What are Pancreatic Exocrine Tumors?
Pancreatic cancer is dangerous as it often goes undetected until the aggressive adenocarcinoma has already spread to other organs. These tumors form out of glandular tissue of the pancreas. This cancer often metastasizes to the stomach and then rapidly spreads to the abdomen and liver. At this point, the digestive enzymes that are formed in the pancreas leak out into the abdomen and begin to break down tissue. This is extremely painful for the cat. While early detection of pancreatic cancer may be beneficial, often this form of tumor is fatal.
The pancreas is an internal organ that aids in processing and digesting foods. It serves two main purposes, having an endocrine and an exocrine system. The endocrine role the pancreas plays has to do with regulating blood sugar through the body. The exocrine portion helps to produce enzymes that aid in digestion. It also secretes bicarbonate which decreases stomach acidity. Tumors can develop on the pancreas, although in cats they are rare. Malignant tumors called pancreatic adenocarcinomas are the most commonly seen pancreatic exocrine tumors. Benign tumors occur much less frequently, and are referred to as pancreatic adenomas.
Symptoms of Pancreatic Exocrine Tumors in Cats
Symptoms of pancreatic tumors often go unnoticed for some time. General signs of your cat feeling off may be the first clue that something is wrong. Usually, malignant tumors metastasizing to other organs will cause the first prominent symptoms in the cat, although by that point it is generally too late for the cat to be saved. All possible symptoms include:
- Abdominal pain
- Abdominal distension
- Weight loss
- Difficulty breathing
- Bone pain
- Hair loss
Causes of Pancreatic Exocrine Tumors in Cats
The exact cause of pancreatic tumors is unknown. It is thought that a combination of simultaneous circumstances may cause tumors to form.
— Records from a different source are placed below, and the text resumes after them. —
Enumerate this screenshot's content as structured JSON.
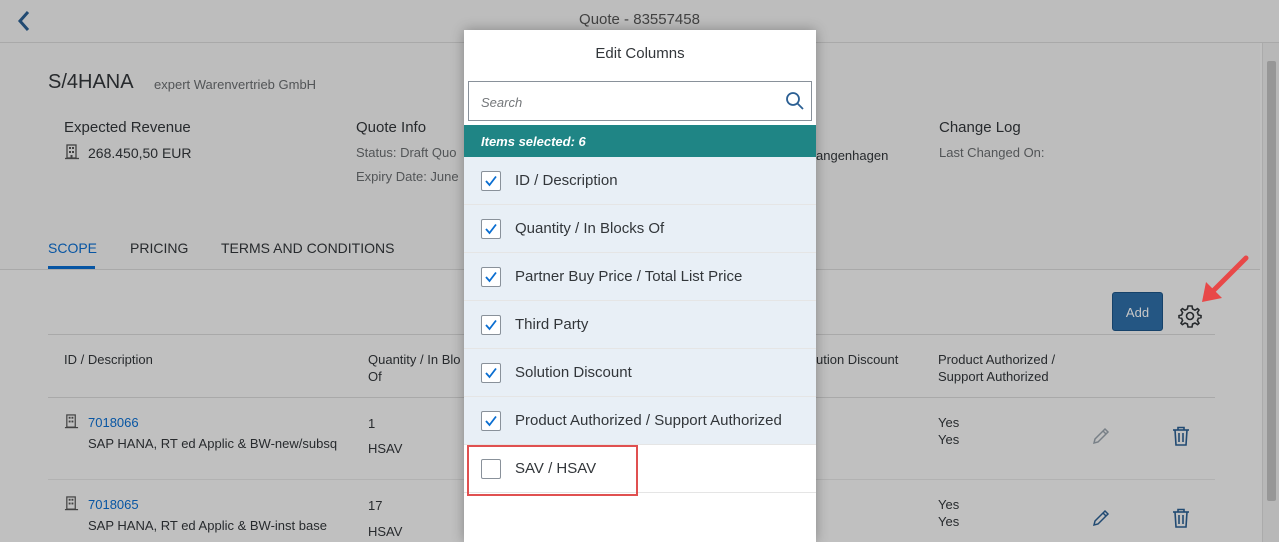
{
  "topbar": {
    "title": "Quote - 83557458"
  },
  "header": {
    "title": "S/4HANA",
    "subtitle": "expert Warenvertrieb GmbH",
    "expected_revenue": {
      "label": "Expected Revenue",
      "value": "268.450,50  EUR"
    },
    "quote_info": {
      "label": "Quote Info",
      "status": "Status: Draft Quo",
      "expiry": "Expiry Date: June"
    },
    "partial_text": "angenhagen",
    "change_log": {
      "label": "Change Log",
      "last_changed": "Last Changed On:"
    }
  },
  "tabs": [
    {
      "label": "SCOPE",
      "active": true
    },
    {
      "label": "PRICING",
      "active": false
    },
    {
      "label": "TERMS AND CONDITIONS",
      "active": false
    }
  ],
  "toolbar": {
    "add_label": "Add"
  },
  "table": {
    "columns": {
      "id_desc": "ID / Description",
      "qty_line1": "Quantity / In Blo",
      "qty_line2": "Of",
      "solution_discount": "ution Discount",
      "prod_auth_line1": "Product Authorized /",
      "prod_auth_line2": "Support Authorized"
    },
    "rows": [
      {
        "id": "7018066",
        "description": "SAP HANA, RT ed Applic & BW-new/subsq",
        "quantity": "1",
        "unit": "HSAV",
        "product_authorized": "Yes",
        "support_authorized": "Yes"
      },
      {
        "id": "7018065",
        "description": "SAP HANA, RT ed Applic & BW-inst base",
        "quantity": "17",
        "unit": "HSAV",
        "product_authorized": "Yes",
        "support_authorized": "Yes"
      }
    ]
  },
  "dialog": {
    "title": "Edit Columns",
    "search_placeholder": "Search",
    "selected_label": "Items selected: 6",
    "items": [
      {
        "label": "ID / Description",
        "checked": true
      },
      {
        "label": "Quantity / In Blocks Of",
        "checked": true
      },
      {
        "label": "Partner Buy Price / Total List Price",
        "checked": true
      },
      {
        "label": "Third Party",
        "checked": true
      },
      {
        "label": "Solution Discount",
        "checked": true
      },
      {
        "label": "Product Authorized / Support Authorized",
        "checked": true
      },
      {
        "label": "SAV / HSAV",
        "checked": false
      }
    ]
  },
  "colors": {
    "accent": "#0a6ed1",
    "selected_bar": "#1f8585",
    "highlight": "#e05050",
    "add_button": "#2f6fa8"
  }
}
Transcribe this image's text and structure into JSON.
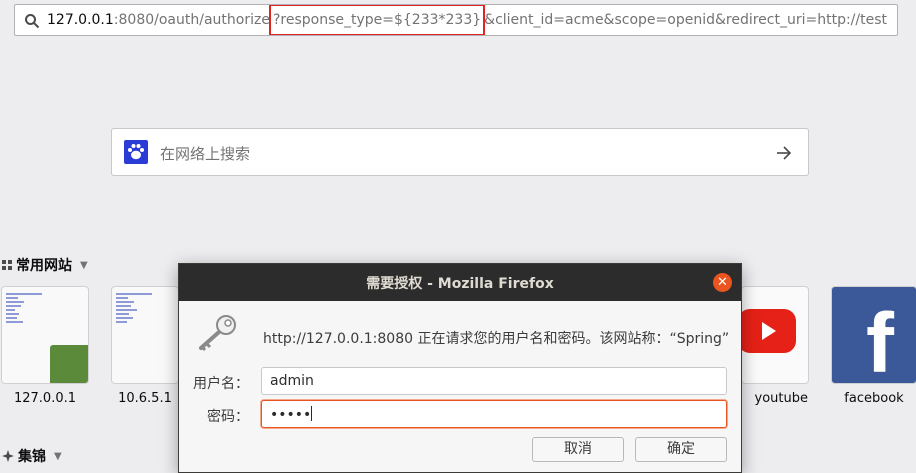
{
  "urlbar": {
    "host": "127.0.0.1",
    "path": ":8080/oauth/authorize",
    "highlight": "?response_type=${233*233}",
    "tail": "&client_id=acme&scope=openid&redirect_uri=http://test",
    "highlight_color": "#e02424"
  },
  "search": {
    "placeholder": "在网络上搜索",
    "engine_icon": "baidu-paw-icon"
  },
  "sections": {
    "top_sites": "常用网站",
    "highlights": "集锦"
  },
  "tiles": [
    {
      "label": "127.0.0.1"
    },
    {
      "label": "10.6.5.1"
    },
    {
      "label": "youtube"
    },
    {
      "label": "facebook"
    }
  ],
  "dialog": {
    "title": "需要授权 - Mozilla Firefox",
    "message": "http://127.0.0.1:8080 正在请求您的用户名和密码。该网站称：“Spring”",
    "username_label": "用户名：",
    "username_value": "admin",
    "password_label": "密码：",
    "password_value": "•••••",
    "cancel_label": "取消",
    "ok_label": "确定",
    "close_glyph": "✕",
    "accent": "#e95420"
  }
}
Environment can play a role in cancer development, especially in areas where harmful toxins exits. Genetic susceptibility is also a factor, with certain genes making cancer formation more likely. Pancreatic exocrine tumors are seen more often in older cats. This is because the older the body's cells become, the more likely they are to mutate.
Diagnosis of Pancreatic Exocrine Tumors in Cats
If symptoms have already begun, the outlook for the cat is grim. If tumors are found as part of a routine check-up, or from examination due to another health condition, they may be caught early enough to treat. You will be asked to provide the veterinarian with your cat’s full medical history. The veterinarian will then complete a physical examination on the cat, palpating the abdomen to assess if it is tender or if there is a large mass present.
X-rays and ultrasounds may be used to confirm and locate tumors on the pancreas. They can also be used to determine if tumors have started to form on other organs. Urinalysis can reveal if the liver is functioning properly or of the cat is suffering from dehydration. Blood work including a complete blood count and a biochemical profile may show indications of cancer, however a diagnosis of this condition can not be made on blood tests alone. If the pancreatic tumors happen to be benign, they will grow slowly and may never exhibit symptoms. Often the only way to confirm a diagnosis is by taking a biopsy of one of the tumors during surgery. As cats do not always survive these surgeries, a lab may confirm a case of pancreatic exocrine cancer post mortem.
Treatment of Pancreatic Exocrine Tumors in Cats
If benign tumors are found, they will often be treated the same as malignant tumors as a precaution. If X-rays have shown that malignant tumors have already spread to other organs, no treatment will be administered and euthanasia is likely.
If the veterinarian determines that there is any chance of survival for the cat, surgery may be performed. The goal is to remove the tumors and the surrounding tissue to stop cancer from developing or spreading. General anesthesia is required for this procedure. If more tumors are found than anticipated pre-surgery, the cat may be euthanized in the operating room to prevent any more suffering.
Recovery of Pancreatic Exocrine Tumors in Cats
If benign pancreatic adenomas have been identified and removed, the cat has a good chance of survival. All postoperative care must be followed to ensure the cat heals. The cat may need to be hospitalized for five to seven days after the procedure, at which time it will require both feeding tubes and an IV for fluids. Once the cat has been discharged, you will need to monitor the incision daily to look for any signs of infection, such as redness or swelling. Return the cat to the clinic at once if any signs develop.
The prognosis for malignant pancreatic adenocarcinomas is much worse. Unless the tumors happen to be discovered extremely early, the average survival time post diagnosis is less than three months. If your cat survives surgery, regular veterinary check-up appointments will be needed to watch for possible metastasizing to other organs. There is no way to prevent these tumors from forming. It is best to bring your cat in at least twice a year for a full physical examination once the cat is older than seven years of age. This may help in identifying health issues at their earliest stage.